■ **TASK INSTRUCTIONS**
Go through the lines below and copy any that hold the string "JSON".

■ **DATA PROVIDED**
────────

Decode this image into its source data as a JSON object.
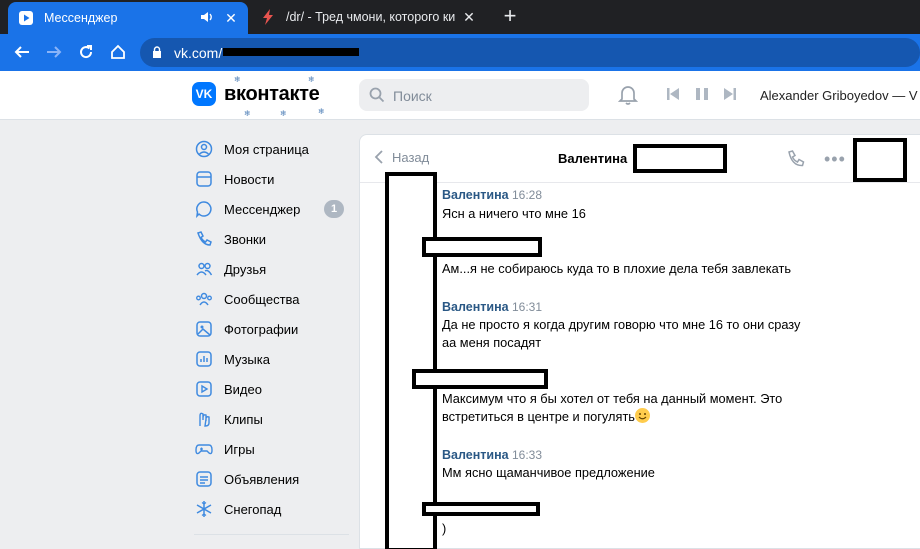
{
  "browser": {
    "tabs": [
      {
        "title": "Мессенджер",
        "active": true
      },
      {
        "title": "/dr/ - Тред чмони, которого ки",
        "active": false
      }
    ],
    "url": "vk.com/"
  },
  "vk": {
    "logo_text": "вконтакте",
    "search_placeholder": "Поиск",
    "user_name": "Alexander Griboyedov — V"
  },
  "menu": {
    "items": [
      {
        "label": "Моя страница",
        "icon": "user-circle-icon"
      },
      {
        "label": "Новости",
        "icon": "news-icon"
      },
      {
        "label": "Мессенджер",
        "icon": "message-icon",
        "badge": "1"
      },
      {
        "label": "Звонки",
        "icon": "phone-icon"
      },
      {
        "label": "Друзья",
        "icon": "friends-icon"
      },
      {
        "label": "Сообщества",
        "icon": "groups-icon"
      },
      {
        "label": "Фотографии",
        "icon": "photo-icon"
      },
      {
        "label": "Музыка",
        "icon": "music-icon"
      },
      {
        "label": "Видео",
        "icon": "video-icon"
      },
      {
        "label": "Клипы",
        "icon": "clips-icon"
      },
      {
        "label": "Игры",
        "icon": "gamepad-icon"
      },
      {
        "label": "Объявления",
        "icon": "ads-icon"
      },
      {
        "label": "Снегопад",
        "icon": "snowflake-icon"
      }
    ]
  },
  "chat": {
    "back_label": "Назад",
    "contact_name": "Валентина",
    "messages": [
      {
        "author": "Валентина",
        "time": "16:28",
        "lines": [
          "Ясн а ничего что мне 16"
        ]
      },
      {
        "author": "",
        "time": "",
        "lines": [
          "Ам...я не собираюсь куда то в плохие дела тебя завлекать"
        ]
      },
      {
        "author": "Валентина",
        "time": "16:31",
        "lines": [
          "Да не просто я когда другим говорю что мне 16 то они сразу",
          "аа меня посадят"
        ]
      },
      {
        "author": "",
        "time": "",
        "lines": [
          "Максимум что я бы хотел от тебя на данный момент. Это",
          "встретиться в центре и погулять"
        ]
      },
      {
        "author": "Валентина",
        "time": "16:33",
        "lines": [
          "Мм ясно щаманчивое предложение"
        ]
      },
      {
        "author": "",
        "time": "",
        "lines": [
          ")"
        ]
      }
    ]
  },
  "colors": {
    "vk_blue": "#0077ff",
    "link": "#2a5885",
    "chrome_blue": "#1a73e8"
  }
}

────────

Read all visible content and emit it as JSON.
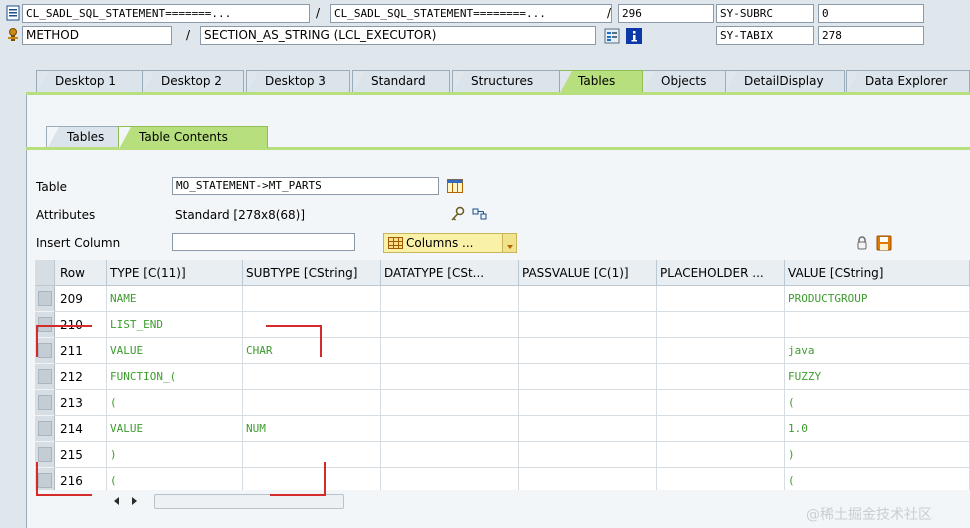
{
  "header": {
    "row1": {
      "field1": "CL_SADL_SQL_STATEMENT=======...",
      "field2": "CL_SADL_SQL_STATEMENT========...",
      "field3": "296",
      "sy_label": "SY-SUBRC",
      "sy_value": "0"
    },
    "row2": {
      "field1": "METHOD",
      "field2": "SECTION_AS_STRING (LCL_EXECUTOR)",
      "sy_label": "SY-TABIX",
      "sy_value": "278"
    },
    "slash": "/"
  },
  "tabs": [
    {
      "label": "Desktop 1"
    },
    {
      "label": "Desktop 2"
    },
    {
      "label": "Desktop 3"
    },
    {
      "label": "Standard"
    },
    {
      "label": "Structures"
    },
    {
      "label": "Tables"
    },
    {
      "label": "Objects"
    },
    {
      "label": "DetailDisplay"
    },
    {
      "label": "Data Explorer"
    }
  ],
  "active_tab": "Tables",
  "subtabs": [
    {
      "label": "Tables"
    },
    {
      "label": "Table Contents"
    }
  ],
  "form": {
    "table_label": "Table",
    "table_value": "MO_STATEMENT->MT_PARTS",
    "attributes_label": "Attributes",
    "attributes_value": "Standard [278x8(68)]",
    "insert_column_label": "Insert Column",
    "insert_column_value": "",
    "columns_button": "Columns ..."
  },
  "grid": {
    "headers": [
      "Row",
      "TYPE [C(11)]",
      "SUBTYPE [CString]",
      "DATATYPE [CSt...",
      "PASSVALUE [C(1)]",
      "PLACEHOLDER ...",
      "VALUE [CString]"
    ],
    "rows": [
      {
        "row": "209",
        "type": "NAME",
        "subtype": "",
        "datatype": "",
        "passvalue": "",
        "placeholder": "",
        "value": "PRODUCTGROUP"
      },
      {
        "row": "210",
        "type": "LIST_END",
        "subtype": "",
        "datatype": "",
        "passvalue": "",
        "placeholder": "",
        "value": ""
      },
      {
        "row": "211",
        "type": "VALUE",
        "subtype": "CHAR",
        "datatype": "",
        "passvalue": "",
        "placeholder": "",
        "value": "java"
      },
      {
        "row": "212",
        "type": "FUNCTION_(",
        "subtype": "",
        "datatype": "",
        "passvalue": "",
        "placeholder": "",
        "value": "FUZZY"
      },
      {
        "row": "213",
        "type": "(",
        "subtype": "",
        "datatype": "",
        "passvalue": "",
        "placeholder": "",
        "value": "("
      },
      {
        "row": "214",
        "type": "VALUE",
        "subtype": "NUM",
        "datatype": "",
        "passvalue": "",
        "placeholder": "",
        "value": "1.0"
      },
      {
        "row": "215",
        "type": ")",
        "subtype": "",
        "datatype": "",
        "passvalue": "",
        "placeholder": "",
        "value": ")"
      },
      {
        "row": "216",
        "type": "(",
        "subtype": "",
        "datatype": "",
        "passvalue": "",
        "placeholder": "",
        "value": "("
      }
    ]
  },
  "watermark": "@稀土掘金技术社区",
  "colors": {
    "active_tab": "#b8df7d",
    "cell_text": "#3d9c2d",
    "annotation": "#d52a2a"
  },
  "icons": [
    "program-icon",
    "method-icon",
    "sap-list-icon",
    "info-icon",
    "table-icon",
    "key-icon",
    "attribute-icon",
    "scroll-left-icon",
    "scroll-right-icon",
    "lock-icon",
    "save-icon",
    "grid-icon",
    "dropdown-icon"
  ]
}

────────

■ **EXERCISE RESPONSE**
Decode this image into its source data as a JSON object.
Read all visible content and emit it as JSON.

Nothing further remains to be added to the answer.